Endophthalmitis: Causes, Symptoms, Risk Factors, Diagnosis and Treatment

It is a bacterial or fungal infection within the eye that affects the vitreous and aqueous fluids.

Acute bacterial endophthalmitis is a condition that endangers vision and should be treated immediately as an emergency.

The clinical outcome depends both on the virulence of the infecting organism and on the speed with which the appropriate therapy is initiated.

If not treated right away, it can lead to blindness and eye loss.

Endophthalmitis is an infrequent complication of ocular surgery: most of the time, cataract surgery and ocular injections.

Great care must be taken during any eye surgery or procedure to maintain sterility and avoid infection.


There are two ways to get endophthalmitis.


Exogenous endophthalmitis

It is the most common form and occurs after perforation of the eyeball due to trauma, surgery, or dissemination of external ocular infection.

Sometimes, fragments of the lens that remain in the eye after cataract surgery can cause a specific type of endophthalmitis.

In addition, drugs injected into the vitreous cavity of the eye can carry infectious agents, whether they are contained in a contaminated medicine or penetrating the look with a needle, which is quite delicate because of its wateriness.

Penetrating trauma to the eye can also introduce bacteria into the inner cavity of the eye, causing endophthalmitis.

Acute cases of endophthalmitis are caused by gram-positive bacteria and, to a lesser degree, by gram-negative bacteria and present symptoms within six weeks after surgery or ocular trauma.

After six weeks, chronic cases that show symptoms are often related to previous surgery and are commonly caused by slowly progressive infections such as “Propionibacterium acnes” or fungi.

Endogenous endophthalmitis

It occurs when infectious organisms invade the inside of the eye from the bloodstream.

Systemic infections, which are those caused by some microorganism and that can spread to the eye causing endogenous endophthalmitis, are often associated with systemic fungal or gram-negative bacterial infections.


Symptoms of endophthalmitis occur rapidly, including progressive deterioration of vision, sensitivity to light, pain, and swelling around the eye.

There may be a white or yellow discharge on or inside the eyelid, and the cornea may show white cloudiness due to a layer of white blood cells present in the anterior chamber of the eye between the iris and the cornea.

A doctor should be notified immediately if there is a loss of vision after eye surgery, especially accompanied by pain.

Endophthalmitis usually occurs between 2 and 5 days after surgery, but some mild forms may occur weeks after surgery.

Patients who have undergone a glaucoma “filtration” procedure have an increased risk of developing endophthalmitis.

Endophthalmitis is usually a severe problem, and a quick examination by an ophthalmologist is essential to make an adequate diagnosis and initiate the treatment to follow.

Risk factors of endophthalmitis

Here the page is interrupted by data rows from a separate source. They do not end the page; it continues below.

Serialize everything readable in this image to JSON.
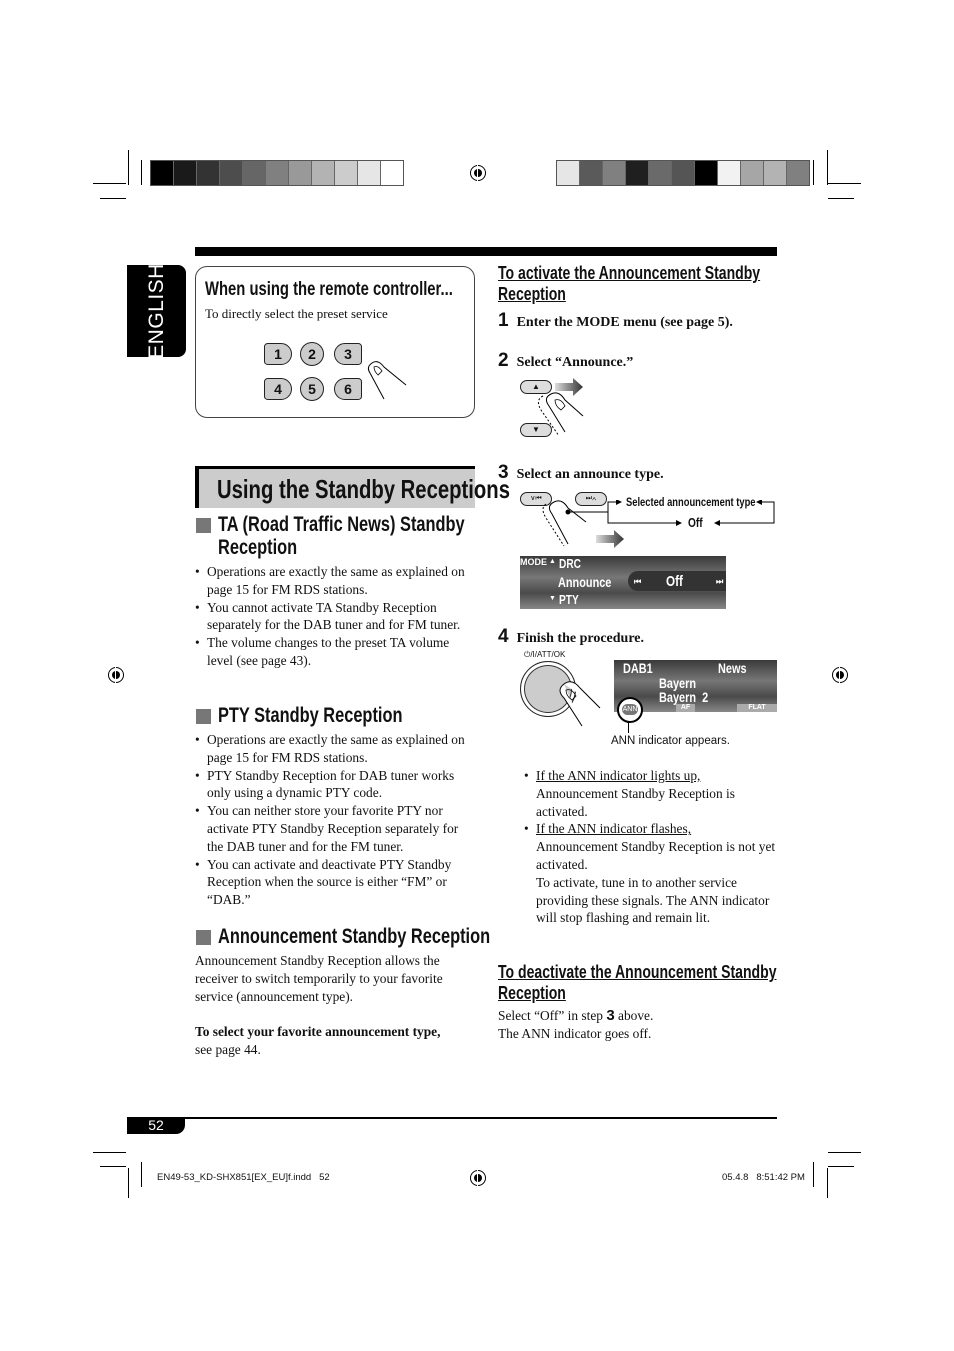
{
  "print_marks": {
    "left_color_bar": [
      "#000000",
      "#1a1a1a",
      "#333333",
      "#4d4d4d",
      "#666666",
      "#808080",
      "#999999",
      "#b3b3b3",
      "#cccccc",
      "#e6e6e6",
      "#ffffff"
    ],
    "right_color_bar": [
      "#e6e6e6",
      "#5a5a5a",
      "#808080",
      "#1f1f1f",
      "#6a6a6a",
      "#555555",
      "#000000",
      "#f2f2f2",
      "#a6a6a6",
      "#b3b3b3",
      "#808080"
    ]
  },
  "language_tab": "ENGLISH",
  "remote_box": {
    "title": "When using the remote controller...",
    "subtitle": "To directly select the preset service",
    "keys": [
      "1",
      "2",
      "3",
      "4",
      "5",
      "6"
    ]
  },
  "section_title": "Using the Standby Receptions",
  "ta": {
    "heading_line1": "TA (Road Traffic News) Standby",
    "heading_line2": "Reception",
    "bullets": [
      "Operations are exactly the same as explained on page 15 for FM RDS stations.",
      "You cannot activate TA Standby Reception separately for the DAB tuner and for FM tuner.",
      "The volume changes to the preset TA volume level (see page 43)."
    ]
  },
  "pty": {
    "heading": "PTY Standby Reception",
    "bullets": [
      "Operations are exactly the same as explained on page 15 for FM RDS stations.",
      "PTY Standby Reception for DAB tuner works only using a dynamic PTY code.",
      "You can neither store your favorite PTY nor activate PTY Standby Reception separately for the DAB tuner and for the FM tuner.",
      "You can activate and deactivate PTY Standby Reception when the source is either “FM” or “DAB.”"
    ]
  },
  "ann": {
    "heading": "Announcement Standby Reception",
    "body": "Announcement Standby Reception allows the receiver to switch temporarily to your favorite service (announcement type).",
    "tip_bold": "To select your favorite announcement type,",
    "tip_rest": "see page 44."
  },
  "activate": {
    "heading_line1": "To activate the Announcement Standby",
    "heading_line2": "Reception",
    "steps": [
      {
        "num": "1",
        "text": "Enter the MODE menu (see page 5)."
      },
      {
        "num": "2",
        "text": "Select “Announce.”"
      },
      {
        "num": "3",
        "text": "Select an announce type."
      },
      {
        "num": "4",
        "text": "Finish the procedure."
      }
    ],
    "step3_diagram": {
      "label_selected": "Selected announcement type",
      "label_off": "Off"
    },
    "mode_lcd": {
      "mode": "MODE",
      "prev_item": "DRC",
      "current_item": "Announce",
      "next_item": "PTY",
      "value": "Off"
    },
    "knob_label": "⏻/I/ATT/OK",
    "dab_lcd": {
      "source": "DAB1",
      "type": "News",
      "ensemble": "Bayern",
      "service": "Bayern  2",
      "ann": "ANN",
      "af": "AF",
      "eq": "FLAT"
    },
    "ann_caption": "ANN indicator appears.",
    "notes": [
      {
        "cond": "If the ANN indicator lights up,",
        "text": "Announcement Standby Reception is activated."
      },
      {
        "cond": "If the ANN indicator flashes,",
        "text": "Announcement Standby Reception is not yet activated.",
        "extra": "To activate, tune in to another service providing these signals. The ANN indicator will stop flashing and remain lit."
      }
    ]
  },
  "deactivate": {
    "heading_line1": "To deactivate the Announcement Standby",
    "heading_line2": "Reception",
    "line1_pre": "Select “Off” in step ",
    "line1_num": "3",
    "line1_post": " above.",
    "line2": "The ANN indicator goes off."
  },
  "footer": {
    "page_number": "52",
    "file_slug": "EN49-53_KD-SHX851[EX_EU]f.indd   52",
    "timestamp": "05.4.8   8:51:42 PM"
  }
}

The loss of vitreous gel (also called vitreous humor), altered posterior capsule, poor wound closure, and prolonged surgery risk of developing endophthalmitis.

Risk factors for endophthalmitis after trauma include:

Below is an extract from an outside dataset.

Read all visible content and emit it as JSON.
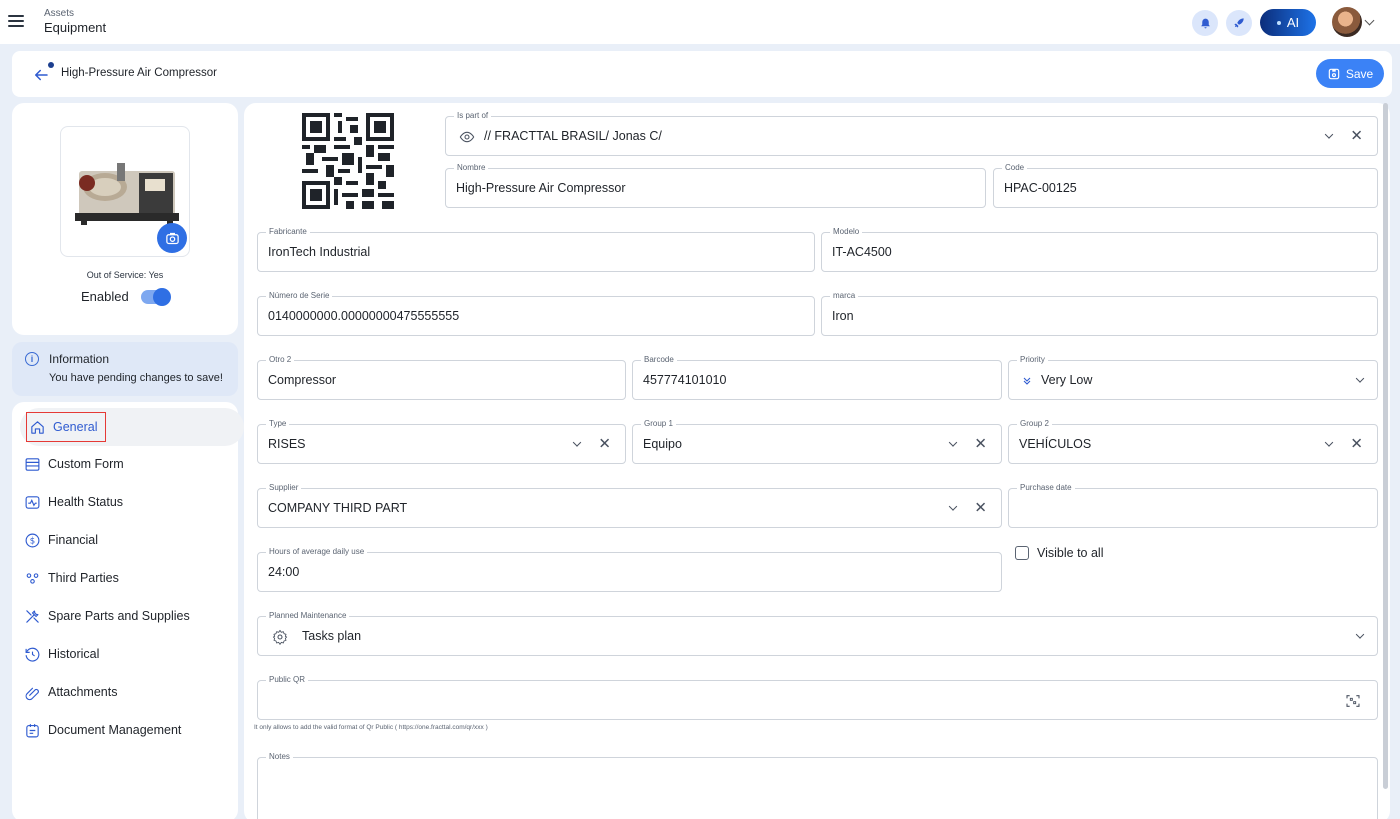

  • Retained intraocular foreign body (with foreign material in the eye after an injury).
  • Surgery is delayed for more than 24 hours to repair a severe injury (Not done immediately).
  • Hygiene conditions of the environment.
  • Damage to the lens during a trauma.

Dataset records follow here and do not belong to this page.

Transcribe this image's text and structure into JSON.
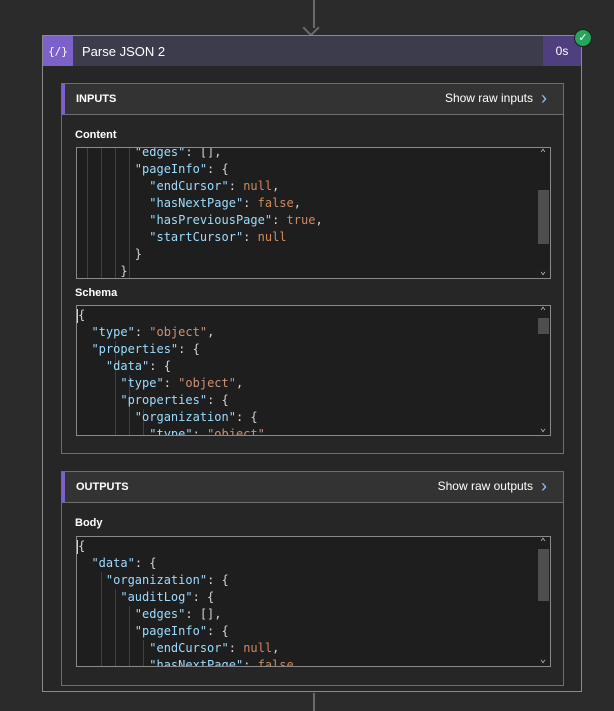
{
  "card": {
    "icon": "{/}",
    "title": "Parse JSON 2",
    "duration": "0s",
    "status": "succeeded"
  },
  "inputs": {
    "header": "INPUTS",
    "show_raw": "Show raw inputs",
    "content_label": "Content",
    "schema_label": "Schema"
  },
  "outputs": {
    "header": "OUTPUTS",
    "show_raw": "Show raw outputs",
    "body_label": "Body"
  },
  "icons": {
    "card": "json-braces-icon",
    "status": "checkmark-icon",
    "expand": "chevron-right-icon",
    "scroll_up": "chevron-up-icon",
    "scroll_down": "chevron-down-icon"
  },
  "colors": {
    "accent": "#7b61c9",
    "success": "#26a65b",
    "key": "#9cdcfe",
    "string": "#ce9178",
    "keyword": "#cf8a5e"
  }
}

Early diagnosis of endophthalmitis is essential. To determine which organism has caused the infection, it is necessary to perform a biopsy of the fluid inside your eye.

This fluid is sent to the laboratory to determine the pathogen, which will allow decisions to be made about the appropriate treatment.


Once endophthalmitis is diagnosed, treatment is urgent and usually consists of potent oral and intraocular antibiotics, anti-inflammatory medications, and, sometimes, vitrectomy surgery.

The prognosis of endophthalmitis varies widely according to the cause of the infection, the severity, and the amount of damage caused to the eye by inflammation and scarring.

Mild cases can have excellent visual results.

Severe cases can result in loss of sight and the loss of the entire eye.